The boom is a fixed or telescopic arm that moves objects. Though the boom's length and ability to move in different angles increase its utility on the job site, it can also increase the potential for accidents or injury. Attempting to lift weights larger than the boom can handle could cause the crane to tip. If the load's weight shifts during lifting, the force exerted on the boom could cause the boom to swing erratically.
To prevent boom accidents, only certified personnel should operate boom crane equipment. Cranes should be loaded responsibly according to manufacturer instructions, and workers interacting with these cranes on the job site should be aware of the boom's reach.
Inclement Weather on Crane Worksites
Changing weather is a threat to those operating and working with cranes. Rain, snow, ice and wind can become serious hazards for both the crane itself and surrounding area. For instance, high winds cause loads to swing or the crane to rotate uncontrollably or can cause damage to the components that may result in a crash.
Site managers should have a plan for inclement weather that includes the maximum wind speed the crane can operate in and what actions to take when precipitation is present. One way to monitor these conditions is to affix an anemometer to the boom point of the crane.
All machinery including cranes should also be assessed after the weather has passed.
Of the 363 crane-related deaths occurring between from 2011 through 2015, 154 involved a person being struck by machinery or an object.1 Most were from materials that fell from the crane itself.
Tre Occupational Safety and Health Administration (OSHA) requires that all personnel on a site always wear protective equipment such as hard hats, eye protection, gloves and ANSI-approved protective footwear. Employees should also ensure that all loads are correctly secured and that all materials above eye level are safely stored.
Crane Contact with Power Lines
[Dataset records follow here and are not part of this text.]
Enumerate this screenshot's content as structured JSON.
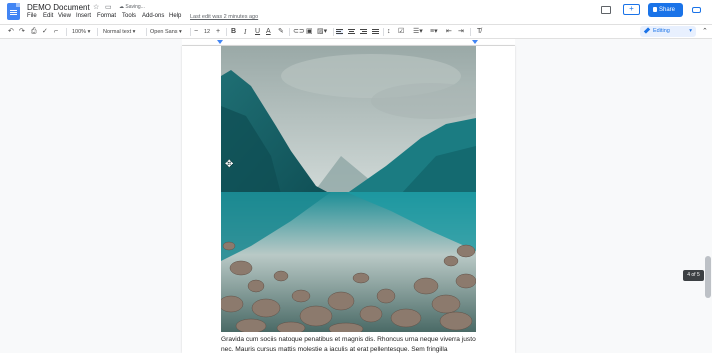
{
  "header": {
    "doc_title": "DEMO Document",
    "saving_status": "Saving...",
    "last_edit": "Last edit was 2 minutes ago",
    "share_label": "Share",
    "menus": [
      "File",
      "Edit",
      "View",
      "Insert",
      "Format",
      "Tools",
      "Add-ons",
      "Help"
    ]
  },
  "toolbar": {
    "zoom": "100%",
    "style": "Normal text",
    "font": "Open Sans",
    "font_size": "12",
    "mode": "Editing",
    "bold": "B",
    "italic": "I",
    "underline": "U",
    "text_color": "A",
    "decrease_font": "−",
    "increase_font": "+"
  },
  "document": {
    "body_text": "Gravida cum sociis natoque penatibus et magnis dis. Rhoncus urna neque viverra justo nec. Mauris cursus mattis molestie a iaculis at erat pellentesque. Sem fringilla"
  },
  "scroll": {
    "page_indicator": "4 of 5"
  },
  "colors": {
    "accent": "#1a73e8",
    "lake": "#1f8f97",
    "sky": "#c9d3d1"
  }
}
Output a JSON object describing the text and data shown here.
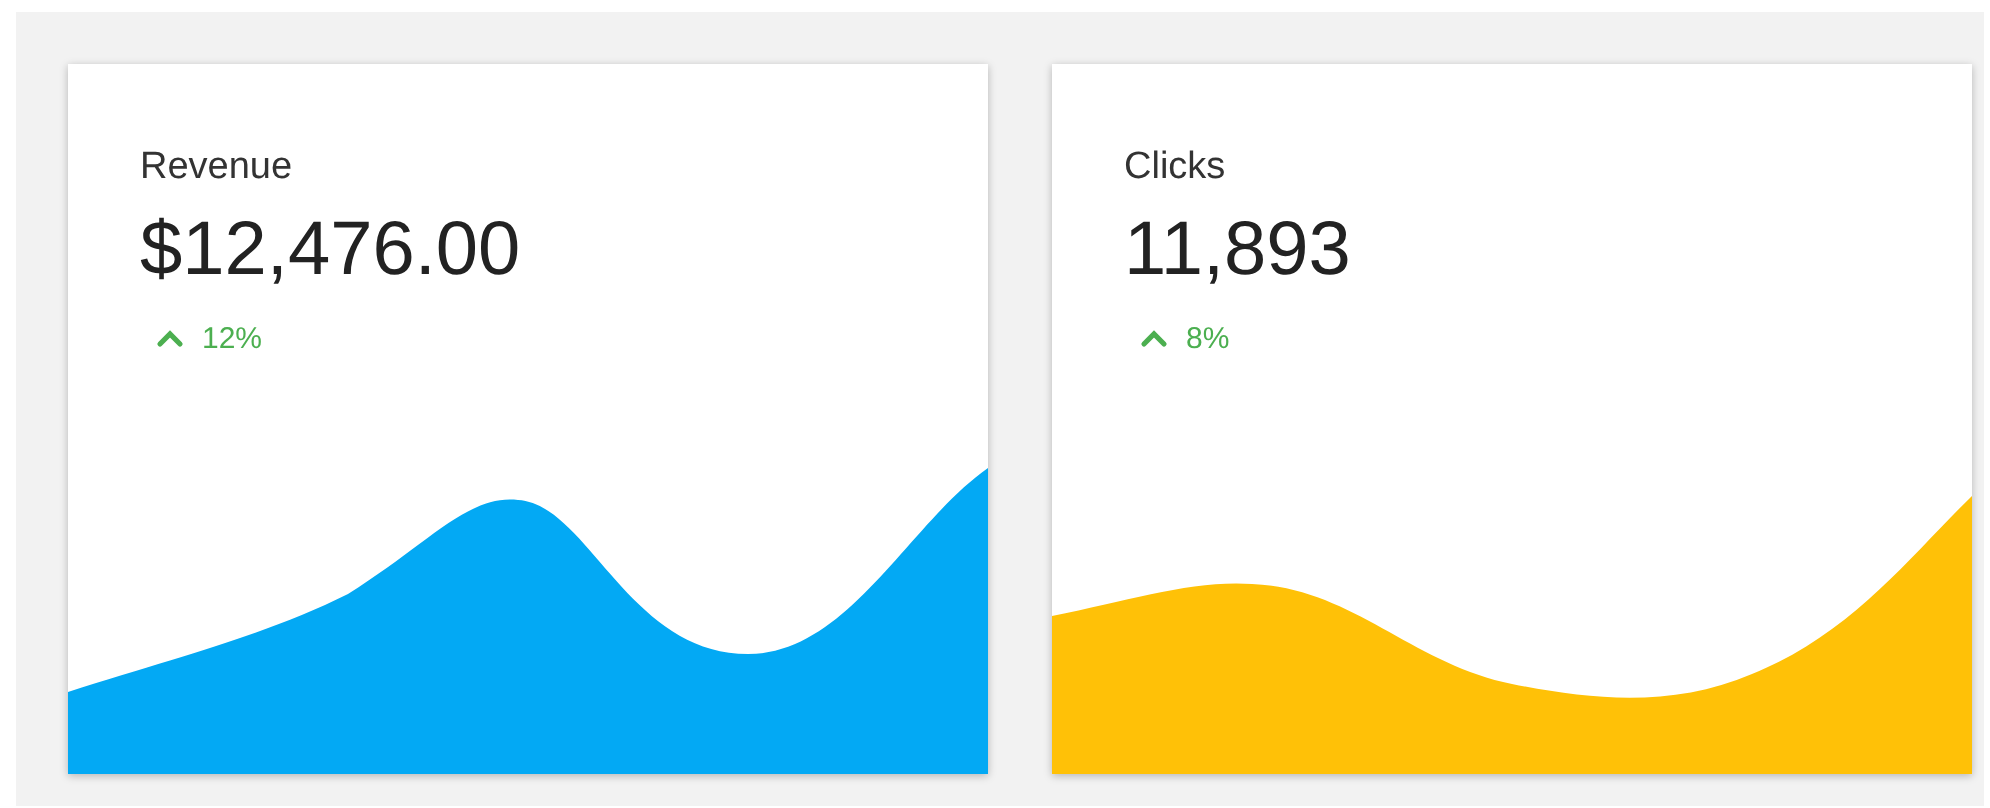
{
  "cards": [
    {
      "title": "Revenue",
      "value": "$12,476.00",
      "trend": {
        "kind": "up",
        "change": "12%"
      },
      "color": "#03a9f4"
    },
    {
      "title": "Clicks",
      "value": "11,893",
      "trend": {
        "kind": "up",
        "change": "8%"
      },
      "color": "#ffc107"
    }
  ]
}
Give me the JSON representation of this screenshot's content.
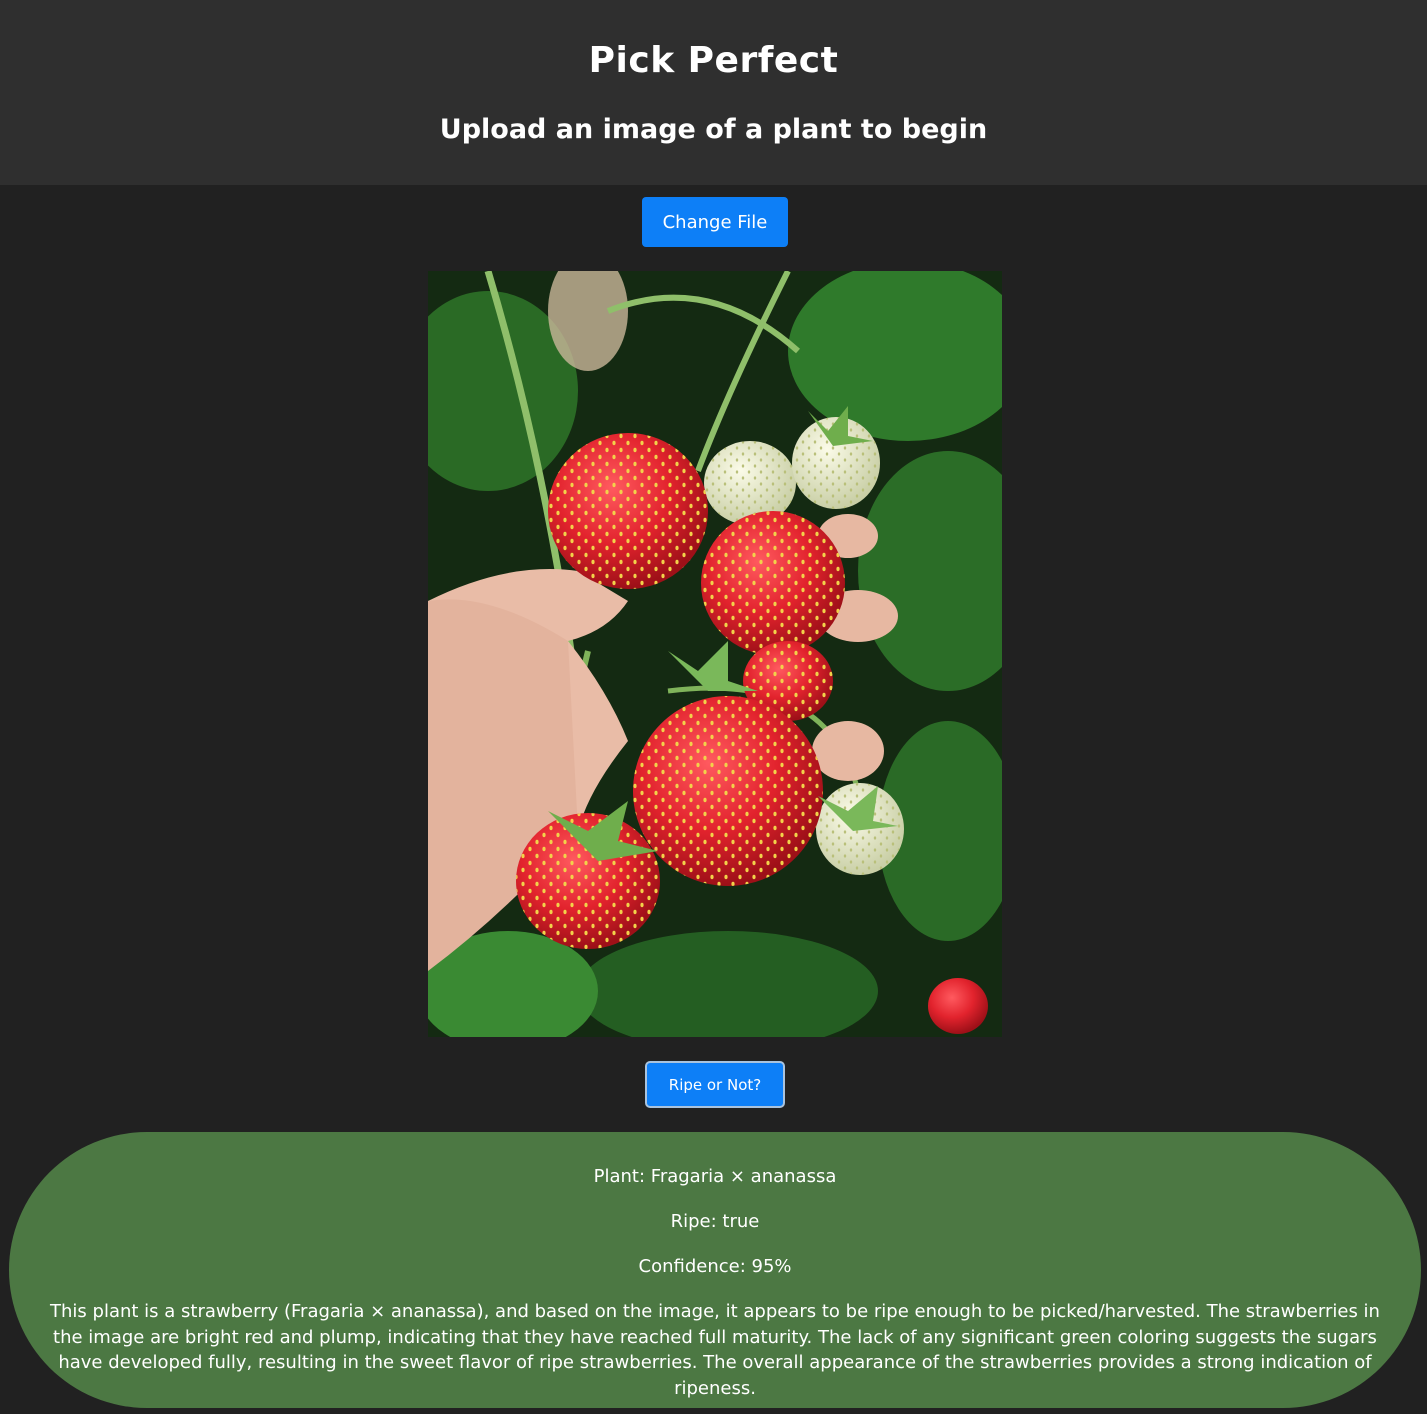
{
  "header": {
    "title": "Pick Perfect",
    "subtitle": "Upload an image of a plant to begin"
  },
  "upload": {
    "change_file_label": "Change File"
  },
  "photo": {
    "subject": "strawberries-in-hand"
  },
  "action": {
    "ripe_button_label": "Ripe or Not?"
  },
  "result": {
    "plant": "Plant: Fragaria × ananassa",
    "ripe": "Ripe: true",
    "confidence": "Confidence: 95%",
    "description": "This plant is a strawberry (Fragaria × ananassa), and based on the image, it appears to be ripe enough to be picked/harvested. The strawberries in the image are bright red and plump, indicating that they have reached full maturity. The lack of any significant green coloring suggests the sugars have developed fully, resulting in the sweet flavor of ripe strawberries. The overall appearance of the strawberries provides a strong indication of ripeness."
  },
  "colors": {
    "header_bg": "#2f2f2f",
    "page_bg": "#212121",
    "button_blue": "#0d7ff7",
    "result_green": "#4c7843"
  }
}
Crane operators should always be aware of the maximum height of their crane as well as any power lines in the area. When working near power lines, use a safe working clearance of at least 10 feet. Assume all downed power lines are live — even dead power lines may be reactivated when power is restored to the area.
Rigging Equipment Risks
Rigging equipment may also pose a threat to employees working with cranes if not properly used or maintained. OSHA requires that a qualified rigger assemble and disassemble rigging. All outriggers should be fully extended, and hoist lines should not be wrapped around the load under any circumstances. All rigging should also be inspected before use and all accessible areas within the radius of the crane's reach should be barricaded.
Minimize Crane Risk
Crane accidents are often a result of misuse, a lack of thorough inspection and maintenance, or poor judgment. Your clients' bottom line can be affected if they're not insured to cover these unfortunate accidents. An experienced specialty underwriter can analyze these often-overlooked risks and provide a sound assessment that meets the framework of the business.
RPS Signature Programs include crane and rigging coverage that considers all of these unique risks and provides a comprehensive assessment that works for you. Contact us today to begin integrating this critical coverage into your policy.
1"Fact Sheet | Fatal Occupational Injuries Involving Cranes | May 2019," U.S. Bureau of labor Statistics, 22 May 2019.
2Dunville, Larry. "Six Dangerous Misconceptions About Crane Safety," The Fabricator, 10 July 2003.